The task:
Whenever a line carries the word "artist", pull it out of the entries.
____________
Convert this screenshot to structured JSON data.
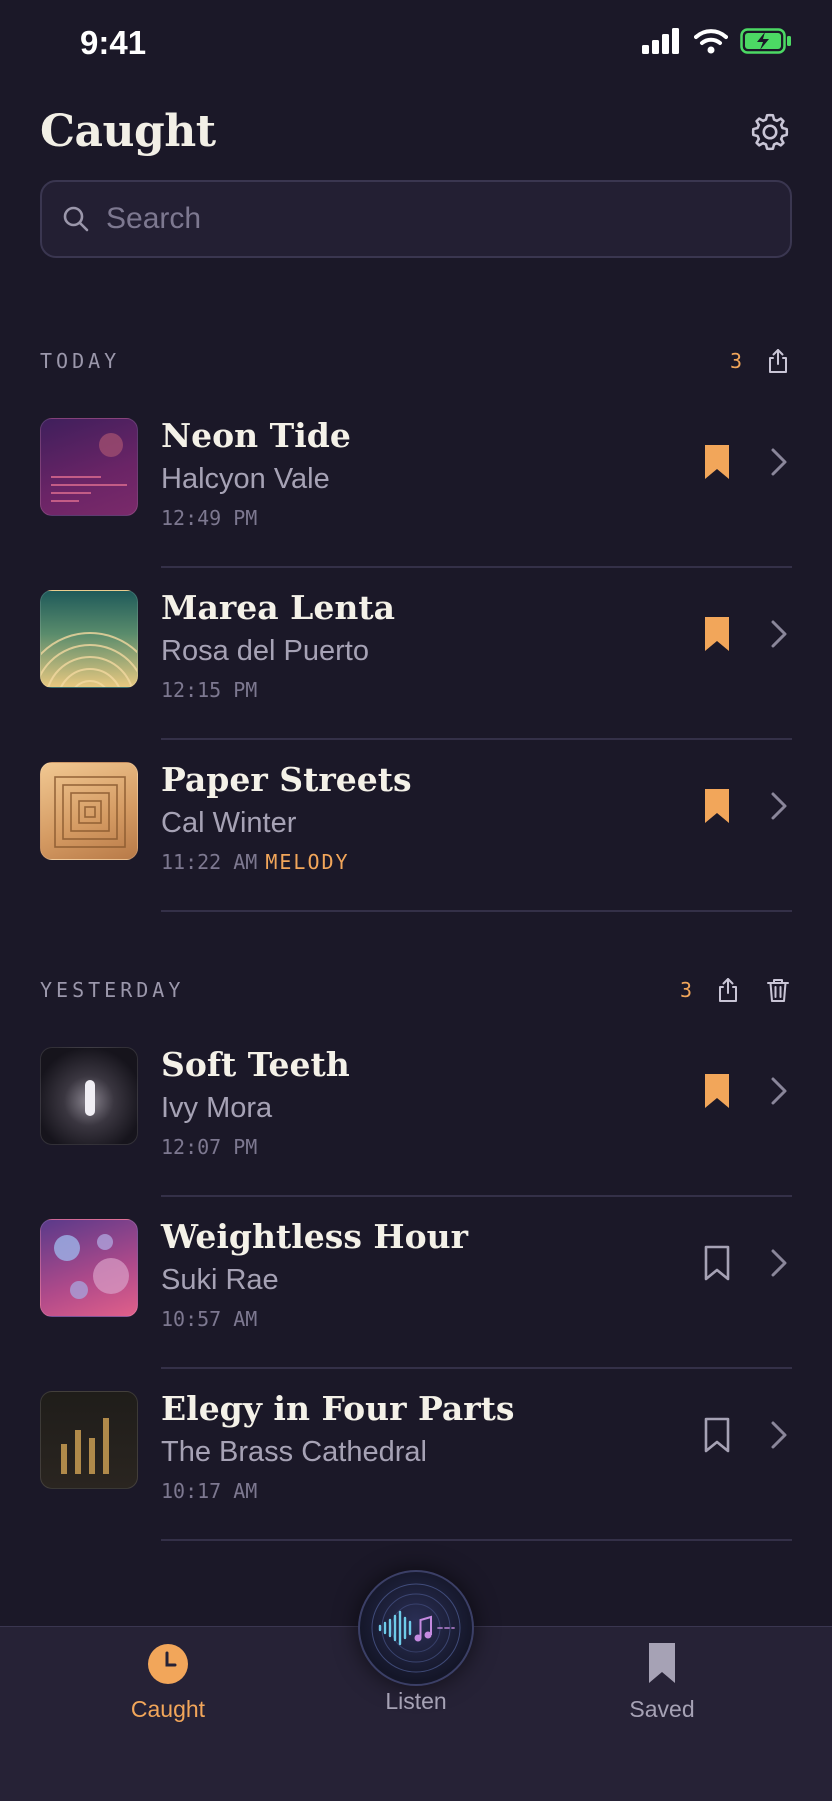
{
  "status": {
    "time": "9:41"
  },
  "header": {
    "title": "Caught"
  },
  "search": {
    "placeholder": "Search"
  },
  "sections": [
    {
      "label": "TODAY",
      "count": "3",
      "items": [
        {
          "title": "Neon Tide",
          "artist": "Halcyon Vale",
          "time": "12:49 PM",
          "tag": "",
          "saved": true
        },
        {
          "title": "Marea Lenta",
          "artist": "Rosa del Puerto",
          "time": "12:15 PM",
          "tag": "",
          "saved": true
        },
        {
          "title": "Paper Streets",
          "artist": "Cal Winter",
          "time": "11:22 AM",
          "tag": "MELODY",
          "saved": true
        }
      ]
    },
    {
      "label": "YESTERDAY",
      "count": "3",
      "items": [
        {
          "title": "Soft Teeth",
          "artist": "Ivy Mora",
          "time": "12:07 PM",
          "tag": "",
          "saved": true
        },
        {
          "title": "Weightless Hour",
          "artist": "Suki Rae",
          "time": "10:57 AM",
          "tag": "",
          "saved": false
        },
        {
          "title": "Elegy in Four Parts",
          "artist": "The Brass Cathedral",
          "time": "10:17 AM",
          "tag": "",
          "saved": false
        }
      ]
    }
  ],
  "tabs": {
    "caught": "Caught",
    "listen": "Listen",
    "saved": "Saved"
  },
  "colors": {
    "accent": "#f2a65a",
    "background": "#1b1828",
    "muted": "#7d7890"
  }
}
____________
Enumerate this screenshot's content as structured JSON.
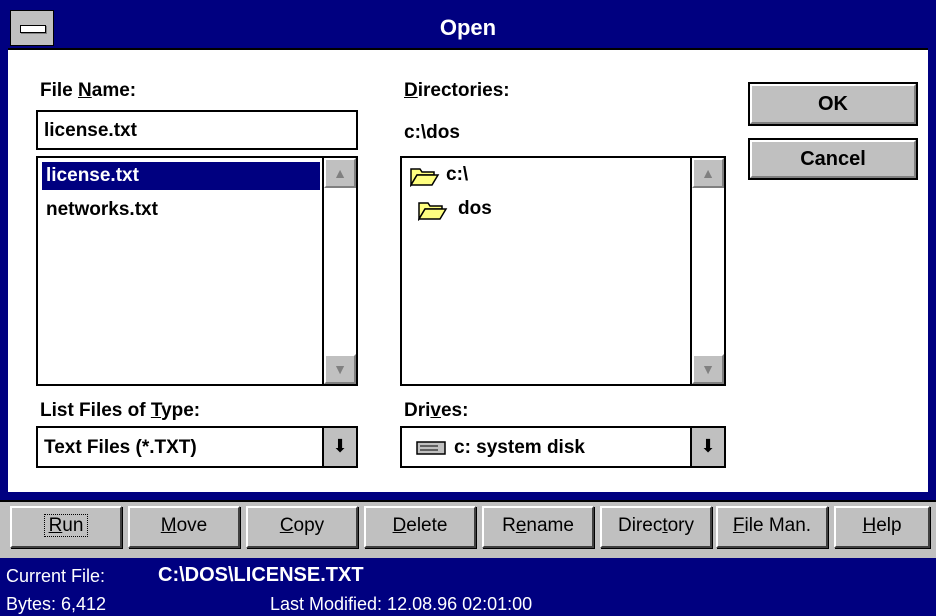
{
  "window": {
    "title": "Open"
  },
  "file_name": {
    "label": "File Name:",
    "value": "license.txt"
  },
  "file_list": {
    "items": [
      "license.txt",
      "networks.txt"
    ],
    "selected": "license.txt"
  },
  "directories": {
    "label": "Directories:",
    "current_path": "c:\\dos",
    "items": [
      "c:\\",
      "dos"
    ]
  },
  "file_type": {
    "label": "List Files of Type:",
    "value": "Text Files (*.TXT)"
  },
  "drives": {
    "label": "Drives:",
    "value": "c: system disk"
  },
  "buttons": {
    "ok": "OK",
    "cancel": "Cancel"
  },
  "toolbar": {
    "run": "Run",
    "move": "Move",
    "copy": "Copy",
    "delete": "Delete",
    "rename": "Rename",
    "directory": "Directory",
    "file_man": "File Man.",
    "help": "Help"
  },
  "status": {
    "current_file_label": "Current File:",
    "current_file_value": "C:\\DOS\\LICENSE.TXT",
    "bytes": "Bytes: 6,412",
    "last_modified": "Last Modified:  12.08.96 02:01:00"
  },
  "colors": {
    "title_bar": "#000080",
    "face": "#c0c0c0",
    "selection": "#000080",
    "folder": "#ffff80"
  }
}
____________
Solution to the problem:
          "artist": "Halcyon Vale",
          "artist": "Rosa del Puerto",
          "artist": "Cal Winter",
          "artist": "Ivy Mora",
          "artist": "Suki Rae",
          "artist": "The Brass Cathedral",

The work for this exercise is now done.